“During that time, I started assisting one of my friends who was painting some lines on a parking lot,” he said. “After a while, he decided he didn’t want to do that any longer and asked if I would just like to take over the line-striping business, so I purchased his equipment. While I was painting lines, I would have customers ask if I could patch a pothole or seal a parking lot for them. At the time, I declined to take those jobs, but as time went on, I purchased a little truck and a small roller and started doing a little patching on the side during the time I was still employed by the state.”
Scott said the financial windfall from taking on these side projects was too great to ignore and he soon found he could make more money in the late afternoons and weekends than he could working full-time for the highway department.
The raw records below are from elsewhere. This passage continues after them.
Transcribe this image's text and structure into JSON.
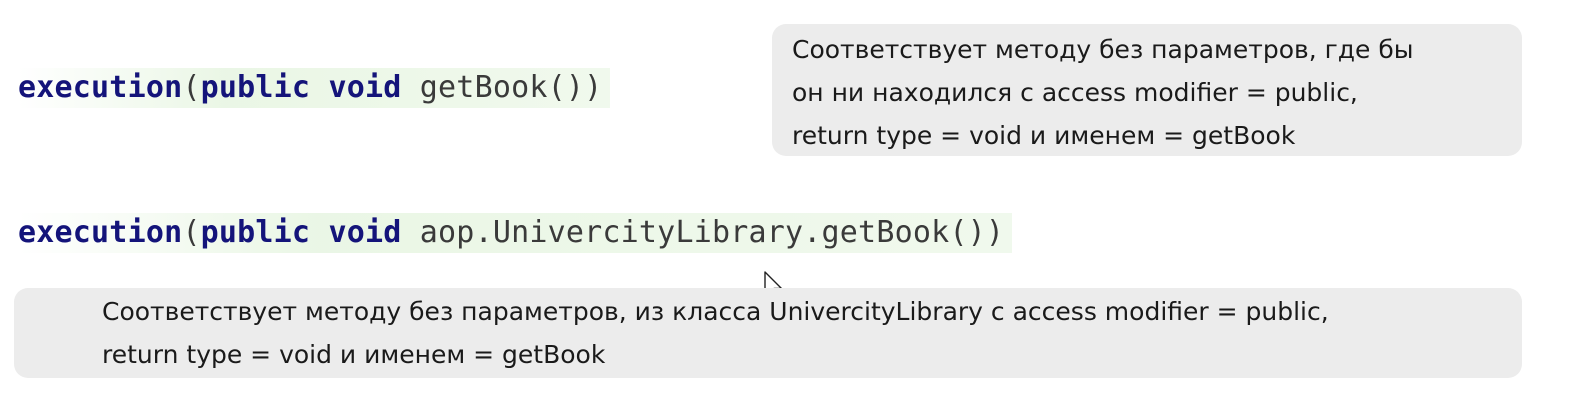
{
  "example1": {
    "code": {
      "keyword": "execution",
      "open_paren": "(",
      "modifier": "public",
      "return_type": "void",
      "method": "getBook()",
      "close_paren": ")"
    },
    "description": [
      "Соответствует методу без параметров, где бы",
      "он ни находился с access modifier = public,",
      "return type = void и именем = getBook"
    ]
  },
  "example2": {
    "code": {
      "keyword": "execution",
      "open_paren": "(",
      "modifier": "public",
      "return_type": "void",
      "method": "aop.UnivercityLibrary.getBook()",
      "close_paren": ")"
    },
    "description": [
      "Соответствует методу без параметров, из класса UnivercityLibrary с access modifier = public,",
      "return type = void и именем = getBook"
    ]
  },
  "colors": {
    "keyword": "#14147a",
    "plain_code": "#3a3a3a",
    "box_background": "#ececec",
    "code_highlight": "#e9f6e4"
  },
  "icons": {
    "cursor": "mouse-pointer-icon"
  }
}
“When we opened the business, we were in a deep recession in this country and everybody said I was crazy to quit a good paying job with the SCDOT to take a chance going into a business of my own,” he said. “But we did good, quality work and the result has been we are very successful.”
When he started Asphalt Paving & Maintenance, Scott purchased a motor grader, two dump trucks, a paver and a roller. In the beginning, the business primarily worked on small residential driveways. Eventually, though, it started taking on more and bigger commercial contracts.
The growth of the company progressed to the point that in 1982, Scott bought his first asphalt plant and operated it full-time.
“It was in a location that was probably 25 to 30 miles from our offices, which made it a little bit difficult to keep our hands on it, so we later sold the plant,” he said. “Instead, we concentrated on just the paving aspect of our operation and downsized just a bit. We have been focused on commercial paving and parking lots ever since.
“We generally work within 20 to 25 miles of Columbia, but we do projects for many contractors that have jobs all the way from Charleston up to Greenville. They request that we follow them and do their needed paving work, so we have been all over the state.”
Scott gave an uncomplicated answer when asked the keys to his company’s success, despite four decades of ups and downs in the marketplace.
“Keeping it small and keeping my hands on it to where I knew exactly what was coming in and what was going out,” he said.
And, of course, Scott’s success has also depended on the good decisions he has made concerning his paving equipment acquisitions. He employs a variety of pieces from different makers, but he developed a special affinity early on for Mauldin Paving Products, manufactured by Calder Brothers Corp. near Greenville, S.C.
“I purchased a used Mauldin 550 paver in the beginning and that’s what I used for several years before buying our company’s first Mauldin 1750 paving machine in the mid-1980s, and we have used that model ever since,” he said. “The 1750 pavers have done such an excellent job for us that I would guess we have bought about 20 of them.”
In addition, Asphalt Paving & Maintenance is currently demoing a Mauldin 6000 roller with the idea of purchasing, according to Scott.
“And we have also recently purchased a Mauldin 1860 paver,” he added. “We like it because it is a little bit more streamlined, has a larger hopper, and is overall a more up-to-date and modern machine than the 1750 model.”
Scott’s advice and input have even become a valuable resource for different paving equipment makers, including Mauldin Paving Products.
“For 25 years, they have been giving us feedback and testing a lot of products for us,” said David Calder, vice president of engineering at the equipment maker. “They have driven several of the product changes we have made to our equipment, such as the electronic match-height adjustment on the 1750 and 1860 commercial pavers. That is something they insisted on having and it is now a standard feature on each model, so it has been a good partnership.”
Both of Scott’s sons are working in the family business now and have taken over managing the crews on site, with the elder Scott working as the estimator for Asphalt Paving & Maintenance.
“That seems to be working out quite well,” John Scott said. “I generally come out in the mornings and show them what I have looked at and decided what we need to do. They then get it all marked out and laid out, before they take it from there to get it paved. Then I go back to the office to do more estimating.
For more information about Asphalt Paving & Maintenance Co, visit www.asphaltpavingmaintenance.com/.
For more information about Mauldin, visit www.4amauldin.com/.”